Why Pennsylvania Is And Has Been In Play: “Peak Oil”
Yes, peak oil. It’s the idea that we will one day “peak” in the amount of oil we can actually extract from the ground worldwide. We simply will not be able to get any more oil from the ground in a given day. Peak. No more blood from the stone. And when this happens, considering exploding demand, there will be an economic reckoning. Well, in an electoral sense for the Democrats, Philadelphia may be at “peak oil.” And considering what’s happening with the rest of the state, Mitt Romney’s in Bucks County for good reason.
Over at The Weekly Standard, Jay Cost has a superb analysis of why Pennsylvania is “in play” for Mitt Romney and the Republicans. And it’s not as sudden as you may think.

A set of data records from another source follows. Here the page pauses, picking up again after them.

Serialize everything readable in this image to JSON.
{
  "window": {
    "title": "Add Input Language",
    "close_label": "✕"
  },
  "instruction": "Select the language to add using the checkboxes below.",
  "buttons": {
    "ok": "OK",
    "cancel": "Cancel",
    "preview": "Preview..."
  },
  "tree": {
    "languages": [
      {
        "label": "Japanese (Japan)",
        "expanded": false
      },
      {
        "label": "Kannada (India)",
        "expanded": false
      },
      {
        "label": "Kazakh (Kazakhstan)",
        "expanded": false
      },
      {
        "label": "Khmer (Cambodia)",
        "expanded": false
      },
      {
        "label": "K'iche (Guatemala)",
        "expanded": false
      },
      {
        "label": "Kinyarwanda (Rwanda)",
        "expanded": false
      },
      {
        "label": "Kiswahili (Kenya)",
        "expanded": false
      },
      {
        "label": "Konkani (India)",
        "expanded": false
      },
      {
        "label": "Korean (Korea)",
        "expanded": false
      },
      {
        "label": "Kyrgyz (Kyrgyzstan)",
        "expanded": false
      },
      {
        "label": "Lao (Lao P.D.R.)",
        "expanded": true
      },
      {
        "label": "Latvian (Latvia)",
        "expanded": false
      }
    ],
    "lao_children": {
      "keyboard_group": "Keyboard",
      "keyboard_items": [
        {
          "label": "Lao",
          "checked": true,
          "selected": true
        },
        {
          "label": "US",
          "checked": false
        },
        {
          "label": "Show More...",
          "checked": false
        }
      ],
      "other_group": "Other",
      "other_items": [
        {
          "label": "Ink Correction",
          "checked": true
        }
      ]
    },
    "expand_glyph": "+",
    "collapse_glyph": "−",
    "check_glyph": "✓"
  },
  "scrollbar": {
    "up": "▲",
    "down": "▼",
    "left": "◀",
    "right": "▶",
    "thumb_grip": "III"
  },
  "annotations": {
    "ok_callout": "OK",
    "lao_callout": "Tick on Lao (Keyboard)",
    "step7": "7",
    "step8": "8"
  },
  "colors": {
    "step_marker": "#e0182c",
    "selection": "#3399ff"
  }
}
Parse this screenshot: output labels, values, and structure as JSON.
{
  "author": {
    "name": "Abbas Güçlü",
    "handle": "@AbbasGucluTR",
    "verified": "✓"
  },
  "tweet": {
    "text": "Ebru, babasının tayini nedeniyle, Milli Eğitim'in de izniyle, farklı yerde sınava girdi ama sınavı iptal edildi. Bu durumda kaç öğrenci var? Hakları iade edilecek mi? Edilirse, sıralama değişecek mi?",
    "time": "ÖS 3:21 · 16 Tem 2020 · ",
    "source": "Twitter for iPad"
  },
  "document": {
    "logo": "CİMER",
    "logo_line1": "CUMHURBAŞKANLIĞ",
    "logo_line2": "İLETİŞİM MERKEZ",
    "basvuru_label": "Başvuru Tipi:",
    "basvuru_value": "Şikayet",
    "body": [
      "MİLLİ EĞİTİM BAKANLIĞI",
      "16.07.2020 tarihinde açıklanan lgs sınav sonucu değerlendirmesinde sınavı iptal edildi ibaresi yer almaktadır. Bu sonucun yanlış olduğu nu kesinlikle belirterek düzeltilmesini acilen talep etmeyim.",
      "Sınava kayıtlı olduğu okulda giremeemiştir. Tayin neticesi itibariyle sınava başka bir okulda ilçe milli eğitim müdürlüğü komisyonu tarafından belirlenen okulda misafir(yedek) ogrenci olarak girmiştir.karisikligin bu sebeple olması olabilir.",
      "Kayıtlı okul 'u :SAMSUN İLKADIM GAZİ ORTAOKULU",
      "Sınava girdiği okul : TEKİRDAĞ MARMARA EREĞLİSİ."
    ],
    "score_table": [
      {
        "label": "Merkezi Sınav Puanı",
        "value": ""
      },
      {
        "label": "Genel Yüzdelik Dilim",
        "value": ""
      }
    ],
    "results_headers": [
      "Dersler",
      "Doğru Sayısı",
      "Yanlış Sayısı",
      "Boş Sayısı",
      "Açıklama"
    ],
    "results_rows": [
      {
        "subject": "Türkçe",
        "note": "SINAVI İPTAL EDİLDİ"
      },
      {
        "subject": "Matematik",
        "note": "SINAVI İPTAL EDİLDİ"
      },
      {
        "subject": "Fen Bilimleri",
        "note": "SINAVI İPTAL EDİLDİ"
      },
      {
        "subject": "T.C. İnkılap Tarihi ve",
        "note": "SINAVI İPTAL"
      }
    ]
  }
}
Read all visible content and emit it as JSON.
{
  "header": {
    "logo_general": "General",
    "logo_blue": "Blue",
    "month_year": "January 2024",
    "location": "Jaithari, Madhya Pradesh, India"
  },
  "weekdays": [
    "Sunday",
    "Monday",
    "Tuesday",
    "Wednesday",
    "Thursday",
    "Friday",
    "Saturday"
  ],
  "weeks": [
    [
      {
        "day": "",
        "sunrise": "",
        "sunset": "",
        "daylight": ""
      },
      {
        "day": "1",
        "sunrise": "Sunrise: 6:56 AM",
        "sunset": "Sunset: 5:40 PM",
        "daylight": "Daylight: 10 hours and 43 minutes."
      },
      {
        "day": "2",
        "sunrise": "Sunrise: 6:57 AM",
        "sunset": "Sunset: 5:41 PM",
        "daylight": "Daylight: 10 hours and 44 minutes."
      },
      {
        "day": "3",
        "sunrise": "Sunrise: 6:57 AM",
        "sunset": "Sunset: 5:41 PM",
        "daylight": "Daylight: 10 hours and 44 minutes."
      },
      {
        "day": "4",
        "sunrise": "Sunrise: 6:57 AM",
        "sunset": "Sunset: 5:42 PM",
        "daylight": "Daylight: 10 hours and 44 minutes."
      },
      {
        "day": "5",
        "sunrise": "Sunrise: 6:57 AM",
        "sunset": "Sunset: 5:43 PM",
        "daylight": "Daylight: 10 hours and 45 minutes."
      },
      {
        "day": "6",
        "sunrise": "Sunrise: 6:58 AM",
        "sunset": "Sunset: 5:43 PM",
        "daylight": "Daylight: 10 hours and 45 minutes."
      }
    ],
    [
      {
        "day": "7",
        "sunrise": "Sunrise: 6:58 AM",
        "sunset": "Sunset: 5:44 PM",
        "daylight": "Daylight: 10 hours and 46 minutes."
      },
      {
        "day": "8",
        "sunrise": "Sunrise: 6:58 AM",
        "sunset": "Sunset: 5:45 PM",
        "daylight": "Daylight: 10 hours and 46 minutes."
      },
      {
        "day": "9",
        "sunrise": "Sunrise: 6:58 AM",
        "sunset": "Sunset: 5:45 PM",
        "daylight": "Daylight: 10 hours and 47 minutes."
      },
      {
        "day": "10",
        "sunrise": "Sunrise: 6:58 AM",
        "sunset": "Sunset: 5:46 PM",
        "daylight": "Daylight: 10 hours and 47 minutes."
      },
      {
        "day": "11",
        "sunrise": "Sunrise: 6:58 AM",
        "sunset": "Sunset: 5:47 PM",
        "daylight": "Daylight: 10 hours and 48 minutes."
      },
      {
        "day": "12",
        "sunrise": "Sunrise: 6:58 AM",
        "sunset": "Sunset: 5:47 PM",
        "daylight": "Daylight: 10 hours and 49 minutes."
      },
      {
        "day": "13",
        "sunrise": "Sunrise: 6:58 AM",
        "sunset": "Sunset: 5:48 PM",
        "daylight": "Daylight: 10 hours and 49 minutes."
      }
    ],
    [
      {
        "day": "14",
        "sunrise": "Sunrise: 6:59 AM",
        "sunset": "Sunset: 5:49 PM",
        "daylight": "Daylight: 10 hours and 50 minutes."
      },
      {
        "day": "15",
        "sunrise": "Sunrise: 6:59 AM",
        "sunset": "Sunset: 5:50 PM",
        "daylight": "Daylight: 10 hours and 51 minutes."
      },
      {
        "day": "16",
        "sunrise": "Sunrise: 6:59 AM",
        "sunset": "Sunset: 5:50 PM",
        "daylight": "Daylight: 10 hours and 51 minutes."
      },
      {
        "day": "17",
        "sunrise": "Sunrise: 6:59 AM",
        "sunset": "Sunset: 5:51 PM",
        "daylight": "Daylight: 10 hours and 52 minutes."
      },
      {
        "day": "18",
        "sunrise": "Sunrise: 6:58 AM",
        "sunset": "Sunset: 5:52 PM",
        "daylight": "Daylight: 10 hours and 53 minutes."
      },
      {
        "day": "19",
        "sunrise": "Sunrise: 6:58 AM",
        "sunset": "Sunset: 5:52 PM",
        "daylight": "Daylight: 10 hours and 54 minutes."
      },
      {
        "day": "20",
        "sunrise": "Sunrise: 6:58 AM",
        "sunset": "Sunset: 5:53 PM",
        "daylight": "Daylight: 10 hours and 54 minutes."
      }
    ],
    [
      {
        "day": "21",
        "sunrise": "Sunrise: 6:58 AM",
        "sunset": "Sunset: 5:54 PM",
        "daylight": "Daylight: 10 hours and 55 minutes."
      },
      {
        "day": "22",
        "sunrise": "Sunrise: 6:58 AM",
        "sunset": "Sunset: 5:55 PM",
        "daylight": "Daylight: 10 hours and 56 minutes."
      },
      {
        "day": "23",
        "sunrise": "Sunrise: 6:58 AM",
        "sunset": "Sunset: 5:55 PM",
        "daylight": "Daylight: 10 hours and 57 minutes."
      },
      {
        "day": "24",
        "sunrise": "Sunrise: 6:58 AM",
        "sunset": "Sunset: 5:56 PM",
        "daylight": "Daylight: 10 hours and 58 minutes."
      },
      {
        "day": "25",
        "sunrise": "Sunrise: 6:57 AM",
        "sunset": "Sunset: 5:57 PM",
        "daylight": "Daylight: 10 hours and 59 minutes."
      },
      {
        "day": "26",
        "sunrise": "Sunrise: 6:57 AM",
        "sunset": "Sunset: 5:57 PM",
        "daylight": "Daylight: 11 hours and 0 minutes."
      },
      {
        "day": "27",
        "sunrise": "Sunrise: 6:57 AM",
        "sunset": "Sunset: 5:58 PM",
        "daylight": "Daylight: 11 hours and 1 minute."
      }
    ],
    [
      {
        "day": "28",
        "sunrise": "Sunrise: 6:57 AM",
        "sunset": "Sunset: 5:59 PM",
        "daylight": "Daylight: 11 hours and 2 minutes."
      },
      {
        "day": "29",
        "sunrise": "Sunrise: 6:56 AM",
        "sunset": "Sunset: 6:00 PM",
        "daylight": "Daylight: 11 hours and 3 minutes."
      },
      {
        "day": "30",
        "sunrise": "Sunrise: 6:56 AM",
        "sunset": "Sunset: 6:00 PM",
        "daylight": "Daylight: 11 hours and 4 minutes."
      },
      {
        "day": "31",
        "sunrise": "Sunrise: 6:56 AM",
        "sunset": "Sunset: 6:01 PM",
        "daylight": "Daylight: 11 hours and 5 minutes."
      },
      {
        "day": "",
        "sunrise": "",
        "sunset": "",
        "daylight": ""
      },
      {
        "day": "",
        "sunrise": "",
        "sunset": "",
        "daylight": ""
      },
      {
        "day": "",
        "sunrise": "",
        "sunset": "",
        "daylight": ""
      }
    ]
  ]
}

Thanks to shifts (nearly) everywhere else in Pennsylvania beyond Philly, the state’s been trending Republican since 1980. But the key is the high-density, deep blue urban Philadelphia vote – the same phenomenon in which Chicago propels Illinois and New York City propels New York state into the deep blue.
Forgive the long excerpt, but this is just some fantastic analysis by Jay Cost in plain English. Pay attention here.
So why hasn’t the rest of the state tipped toward the GOP, especially given how hard George W. Bush worked to flip the Keystone State in 2000 and 2004?
The answer: The Democrats have done a monumental job of mobilizing the vote in Philadelphia County. In 1988 Pennsylvania minus Philly was 0.5 percent more Republican than the country writ large. Twenty years later, in 2008, it was roughly 2.5 percent more Republican. But Philadelphia County went from being 23 percent more Democratic in 1988 to 30 percent more Democratic in 2008.
Not only have Democrats moved Philadelphia leftward, they have done an expert job of keeping turnout growing cycle after cycle. This is extremely impressive because, as a share of the state’s population, Philadelphia County has been in a slow but steady decline (from upwards of 18 percent in the 1970s to about 12 percent today). What’s more, the county is now just 45 percent white, and non-whites are less likely to vote than whites.
I cannot overstate this: The prowess of the Democratic operation in Philadelphia over the last decade alone is simply incredible. Even though the population has been flat since 2000, Barack Obama managed to net 130,000 more votes out of the county than Al Gore!
The problem for Democrats is that they will bump up against a ceiling, sooner or later: The party already regularly wins 80 percent or more of the county’s vote, so there is not much room for growth there; additionally, the county’s population is flat, so the vote margin is not going to increase merely because of demographics.
That’s likely the context for Romney’s entrance into Pennsylvania. The GOP campaign’s strategy is probably three-fold: [Read the rest here.]
Absolutely. With flat population levels, “will bump up against a ceiling, sooner or later.” It’s simply a fact. They’ve squeezed just about all of the blood they can get from that stone at 80%. The question is whether that ceiling is this election cycle or not.
Something brought Romney in to Bucks County (north of Philly) in the past few days, and with Ohio and Florida tight, there’s no room for a head fake. In Dismissing the sincerity of Romney’s Pennsylvania push, Obama senior advisor David “Poofy” Plouffe throws out conjecture and hyperbole, like filler in a hot dog.
In stark contrast, Jay Cost offers up data, record and facts – all the while leaving open the possibility that this might not be the year the Democrat machine in Philly “bumps up against the ceiling.”
But it might be. It takes all the data Jay shares along with the right message and the right candidate. And it’s up to the voters in Pennsylvania to make that happen – in and out of Philadelphia.
We’ll know Tuesday night.
UPDATE: 30,000+ at rally for Romney in Bucks County, PA. Said one attendee: “…never seen a crowd like this. Dwarfs the Bush ’04 rally crowd at the same farm.”